Texas A&M Football: Why the Big 12’s “Horns Down” rule is a joke

Texas A&M Football

COLLEGE STATION, TX – NOVEMBER 24: Jeff Fuller #8 of the Texas A&M Aggies attempts to catch a pass against Carrington Byndom #23 of the Texas Longhorns in the first half of a game at Kyle Field on November 24, 2011 in College Station, Texas. The pass was incomplete. (Photo by Darren Carroll/Getty Images)

When you think of college football teams that talk a lot of trash, the Texas A&M Football team might be one that comes to mind. With Johnny Manziel as the program’s greatest player of all time, the Aggies are going to be thought of as a feisty program.

Even so, Manziel himself hasn’t shown much of any emotion in regards to the Hook’Em Horns hand gesture, which has been a huge talking point recently. Manziel went so far as to downplay the rivalry as a whole after being seen throwing up a Hook’Em Horns sign.

Here’s what he said about the situation.

“I understand the rivalry that is between A&M and Texas, but for me – [Texas running back] Malcolm Brown has been one of my great friends since high school. There are guys on that team that I’ve grown relationships with. Cayleb Jones, I still talk to him on almost a weekly basis. All my friends from high school go there. For me, it’s not a rivalry. We got out of that conference, we’re not playing them anymore. It’s not a big deal. To me, it’s just like if I was flashing any other school sign, and just because it is Texas, it’s made out to be a big deal.”

Even so, as one of the Texas Longhorns’ biggest rivals, Texas A&M will be one of the first teams that comes to mind when hearing about the announcement that the NCAA will be penalizing any sort of “Horns Down” gestures.

That said, the Aggies aren’t generally thought of as those who excessively use the “Horns Down” as a statement of disrespect. That would be the Oklahoma Sooners.

The Texas A&M Football team should still be upset about the absurdity of an anti-“Horns Down” rule

Even if the Texas A&M Football team isn’t the most outspoken in the Texas-Texas A&M rivalry, the athletic program still has a huge stock in this. Teams should hold a right to talk trash to their rival, even if it’s a sign of disrespect.

The Texas A&M athletic program has used the gesture before. As an example, the Aggie men’s track team used the “Horns Down” gesture in their own way in 2019.

Rather than doing the gesture with their hand, as we’ve commonly seen, the Texas A&M track stars turned their bibs upside down so that the Longhorn logo was upside down during competition in Austin. This is commonly seen with fans, who buy Texas stickers specifically to turn them upside down.

Strange, but people will do virtually anything for a rivalry.

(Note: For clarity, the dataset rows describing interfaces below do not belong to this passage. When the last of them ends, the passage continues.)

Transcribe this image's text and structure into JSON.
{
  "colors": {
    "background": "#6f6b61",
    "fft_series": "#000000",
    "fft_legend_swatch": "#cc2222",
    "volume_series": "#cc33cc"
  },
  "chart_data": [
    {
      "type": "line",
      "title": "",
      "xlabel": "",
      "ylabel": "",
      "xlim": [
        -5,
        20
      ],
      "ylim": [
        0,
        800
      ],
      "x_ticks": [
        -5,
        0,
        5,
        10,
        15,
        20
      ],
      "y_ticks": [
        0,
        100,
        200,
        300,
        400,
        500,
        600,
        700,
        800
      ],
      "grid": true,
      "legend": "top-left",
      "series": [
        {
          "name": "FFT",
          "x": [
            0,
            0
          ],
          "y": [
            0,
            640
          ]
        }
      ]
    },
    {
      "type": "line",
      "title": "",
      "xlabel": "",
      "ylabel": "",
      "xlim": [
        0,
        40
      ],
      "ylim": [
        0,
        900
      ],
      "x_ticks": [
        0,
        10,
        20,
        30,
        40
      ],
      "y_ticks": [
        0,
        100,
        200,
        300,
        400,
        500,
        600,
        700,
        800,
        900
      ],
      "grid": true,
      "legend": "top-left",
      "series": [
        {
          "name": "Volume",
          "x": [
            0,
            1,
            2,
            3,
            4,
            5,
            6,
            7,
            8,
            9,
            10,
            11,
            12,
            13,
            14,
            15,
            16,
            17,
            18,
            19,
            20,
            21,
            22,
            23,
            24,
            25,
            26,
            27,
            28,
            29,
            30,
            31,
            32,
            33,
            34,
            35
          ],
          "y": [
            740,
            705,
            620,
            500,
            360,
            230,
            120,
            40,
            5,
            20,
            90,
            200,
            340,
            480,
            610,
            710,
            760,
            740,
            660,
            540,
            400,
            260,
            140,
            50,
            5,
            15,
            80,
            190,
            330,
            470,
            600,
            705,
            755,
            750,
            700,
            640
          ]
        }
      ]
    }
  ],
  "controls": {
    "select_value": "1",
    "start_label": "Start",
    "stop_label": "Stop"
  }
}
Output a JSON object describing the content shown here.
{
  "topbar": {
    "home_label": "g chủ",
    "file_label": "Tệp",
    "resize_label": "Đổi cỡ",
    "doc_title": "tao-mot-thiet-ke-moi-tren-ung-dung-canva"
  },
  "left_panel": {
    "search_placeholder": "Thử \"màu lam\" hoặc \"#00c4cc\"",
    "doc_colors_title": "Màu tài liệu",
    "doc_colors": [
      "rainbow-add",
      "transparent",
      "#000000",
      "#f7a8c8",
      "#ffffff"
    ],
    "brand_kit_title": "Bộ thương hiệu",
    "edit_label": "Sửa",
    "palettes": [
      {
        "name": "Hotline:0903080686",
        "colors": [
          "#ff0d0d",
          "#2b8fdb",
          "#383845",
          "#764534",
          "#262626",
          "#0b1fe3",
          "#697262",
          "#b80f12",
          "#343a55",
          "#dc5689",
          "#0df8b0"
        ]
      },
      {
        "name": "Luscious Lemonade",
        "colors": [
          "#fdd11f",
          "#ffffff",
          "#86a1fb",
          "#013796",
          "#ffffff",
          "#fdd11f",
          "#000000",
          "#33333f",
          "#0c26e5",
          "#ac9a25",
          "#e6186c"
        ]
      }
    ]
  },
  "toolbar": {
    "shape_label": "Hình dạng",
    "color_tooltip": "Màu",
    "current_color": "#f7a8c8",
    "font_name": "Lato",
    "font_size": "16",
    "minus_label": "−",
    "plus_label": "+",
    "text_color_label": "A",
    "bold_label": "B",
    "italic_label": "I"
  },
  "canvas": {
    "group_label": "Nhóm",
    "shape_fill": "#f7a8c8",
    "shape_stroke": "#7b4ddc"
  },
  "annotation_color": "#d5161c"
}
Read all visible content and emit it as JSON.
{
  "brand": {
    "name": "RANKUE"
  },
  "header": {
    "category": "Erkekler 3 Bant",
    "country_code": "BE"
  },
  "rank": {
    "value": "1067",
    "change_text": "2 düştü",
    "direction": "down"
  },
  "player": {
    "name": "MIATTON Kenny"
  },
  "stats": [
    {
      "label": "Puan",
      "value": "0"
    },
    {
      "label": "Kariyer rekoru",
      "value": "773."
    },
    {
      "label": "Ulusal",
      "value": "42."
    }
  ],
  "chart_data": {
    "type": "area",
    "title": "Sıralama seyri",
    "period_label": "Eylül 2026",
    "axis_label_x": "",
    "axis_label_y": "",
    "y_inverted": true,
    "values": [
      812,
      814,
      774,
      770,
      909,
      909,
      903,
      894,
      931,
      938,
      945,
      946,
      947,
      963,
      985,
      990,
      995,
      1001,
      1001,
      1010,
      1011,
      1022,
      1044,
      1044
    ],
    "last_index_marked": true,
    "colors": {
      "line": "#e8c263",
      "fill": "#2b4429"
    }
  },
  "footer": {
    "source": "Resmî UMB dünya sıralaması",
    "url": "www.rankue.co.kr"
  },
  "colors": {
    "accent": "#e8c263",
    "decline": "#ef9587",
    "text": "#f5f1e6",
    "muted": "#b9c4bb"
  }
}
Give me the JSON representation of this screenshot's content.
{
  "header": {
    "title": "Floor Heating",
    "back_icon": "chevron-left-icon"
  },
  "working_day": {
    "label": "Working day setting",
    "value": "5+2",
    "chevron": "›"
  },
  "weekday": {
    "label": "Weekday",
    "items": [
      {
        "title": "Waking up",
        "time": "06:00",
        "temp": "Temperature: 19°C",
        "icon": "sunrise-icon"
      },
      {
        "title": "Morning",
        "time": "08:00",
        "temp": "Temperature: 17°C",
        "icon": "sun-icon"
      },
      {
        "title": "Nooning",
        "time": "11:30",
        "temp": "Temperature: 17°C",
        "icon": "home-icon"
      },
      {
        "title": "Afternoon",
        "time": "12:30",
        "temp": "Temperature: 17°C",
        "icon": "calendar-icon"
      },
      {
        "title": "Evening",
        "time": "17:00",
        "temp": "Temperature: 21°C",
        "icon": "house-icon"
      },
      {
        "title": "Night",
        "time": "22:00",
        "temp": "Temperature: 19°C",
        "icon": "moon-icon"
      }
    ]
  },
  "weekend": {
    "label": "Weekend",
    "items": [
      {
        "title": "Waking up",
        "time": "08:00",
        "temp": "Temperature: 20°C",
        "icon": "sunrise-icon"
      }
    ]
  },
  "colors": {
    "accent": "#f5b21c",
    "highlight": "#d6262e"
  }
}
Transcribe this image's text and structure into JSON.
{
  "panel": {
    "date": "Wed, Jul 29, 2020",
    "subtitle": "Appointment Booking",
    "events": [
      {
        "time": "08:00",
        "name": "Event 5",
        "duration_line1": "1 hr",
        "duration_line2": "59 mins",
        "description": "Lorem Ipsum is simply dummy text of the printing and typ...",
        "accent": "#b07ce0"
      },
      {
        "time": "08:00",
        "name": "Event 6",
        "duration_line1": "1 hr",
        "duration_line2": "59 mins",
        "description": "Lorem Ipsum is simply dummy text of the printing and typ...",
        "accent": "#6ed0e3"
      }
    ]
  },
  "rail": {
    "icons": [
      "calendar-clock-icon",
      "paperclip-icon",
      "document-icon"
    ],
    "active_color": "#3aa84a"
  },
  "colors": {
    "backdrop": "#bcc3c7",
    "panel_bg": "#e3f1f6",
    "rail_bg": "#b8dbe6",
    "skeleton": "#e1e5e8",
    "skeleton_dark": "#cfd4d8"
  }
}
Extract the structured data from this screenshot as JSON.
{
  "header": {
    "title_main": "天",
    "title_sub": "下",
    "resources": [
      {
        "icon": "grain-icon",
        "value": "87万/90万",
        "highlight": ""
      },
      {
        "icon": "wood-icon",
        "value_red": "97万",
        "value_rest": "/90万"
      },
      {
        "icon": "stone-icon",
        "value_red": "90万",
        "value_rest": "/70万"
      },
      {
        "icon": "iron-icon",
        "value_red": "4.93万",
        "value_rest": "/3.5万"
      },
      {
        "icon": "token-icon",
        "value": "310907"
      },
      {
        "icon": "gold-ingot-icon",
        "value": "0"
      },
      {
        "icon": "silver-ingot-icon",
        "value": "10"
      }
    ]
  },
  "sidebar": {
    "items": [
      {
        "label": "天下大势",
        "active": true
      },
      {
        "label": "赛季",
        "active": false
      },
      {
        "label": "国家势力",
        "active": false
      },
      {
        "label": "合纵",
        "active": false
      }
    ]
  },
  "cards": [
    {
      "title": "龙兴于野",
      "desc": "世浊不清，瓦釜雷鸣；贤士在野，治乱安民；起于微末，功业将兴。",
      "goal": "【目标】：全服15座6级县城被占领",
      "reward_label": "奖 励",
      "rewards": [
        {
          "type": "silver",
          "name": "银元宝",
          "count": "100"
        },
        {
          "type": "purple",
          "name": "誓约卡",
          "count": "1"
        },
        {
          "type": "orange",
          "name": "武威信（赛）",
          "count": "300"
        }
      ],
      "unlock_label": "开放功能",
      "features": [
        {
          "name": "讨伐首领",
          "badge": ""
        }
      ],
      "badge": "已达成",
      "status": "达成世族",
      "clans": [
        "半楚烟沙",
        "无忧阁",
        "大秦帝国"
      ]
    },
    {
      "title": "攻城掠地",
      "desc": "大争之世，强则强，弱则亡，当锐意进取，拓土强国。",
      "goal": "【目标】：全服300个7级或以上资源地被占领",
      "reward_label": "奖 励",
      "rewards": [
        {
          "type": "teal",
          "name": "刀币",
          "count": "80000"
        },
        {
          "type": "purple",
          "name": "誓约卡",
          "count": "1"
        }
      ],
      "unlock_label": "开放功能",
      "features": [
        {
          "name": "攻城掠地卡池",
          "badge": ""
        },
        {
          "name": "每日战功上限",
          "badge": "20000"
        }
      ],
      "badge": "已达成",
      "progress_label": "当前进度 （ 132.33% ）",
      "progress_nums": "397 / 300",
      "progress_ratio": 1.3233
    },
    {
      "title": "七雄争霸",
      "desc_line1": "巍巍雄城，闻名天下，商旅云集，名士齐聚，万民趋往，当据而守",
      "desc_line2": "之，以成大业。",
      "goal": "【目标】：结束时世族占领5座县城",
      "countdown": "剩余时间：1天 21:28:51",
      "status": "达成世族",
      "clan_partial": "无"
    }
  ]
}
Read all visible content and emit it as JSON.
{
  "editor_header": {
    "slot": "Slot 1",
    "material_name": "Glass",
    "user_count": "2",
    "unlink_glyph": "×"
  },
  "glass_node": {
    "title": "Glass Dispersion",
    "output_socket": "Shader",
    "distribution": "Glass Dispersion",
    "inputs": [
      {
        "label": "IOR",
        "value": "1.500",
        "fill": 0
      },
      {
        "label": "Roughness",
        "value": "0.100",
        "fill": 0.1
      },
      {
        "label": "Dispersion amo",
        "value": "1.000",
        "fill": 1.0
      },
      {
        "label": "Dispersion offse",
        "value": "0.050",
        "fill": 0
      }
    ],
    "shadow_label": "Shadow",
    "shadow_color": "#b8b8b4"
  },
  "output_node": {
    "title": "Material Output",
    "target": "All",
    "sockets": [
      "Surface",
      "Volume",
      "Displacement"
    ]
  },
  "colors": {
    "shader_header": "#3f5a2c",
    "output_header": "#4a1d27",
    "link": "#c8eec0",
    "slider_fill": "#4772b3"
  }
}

In 2021, the Big 12 announced that they’ll be cracking down on taunting penalties, specifically in relation to “Horns Down” taunts. Here’s what Big 12 Coordinator of Officials Greg Burks said about it.

“Lemme put it this way,” Burks said. “If you do a Horns Down to a Texas player as an opponent, that’s probably going to be a foul.”

At the end of the day, the idea of banning certain taunts is a tight rope-discussion. It’s hard to form a logical argument against it but nobody complains about the trash-talking that goes on in college football. Generally speaking, it makes the game better.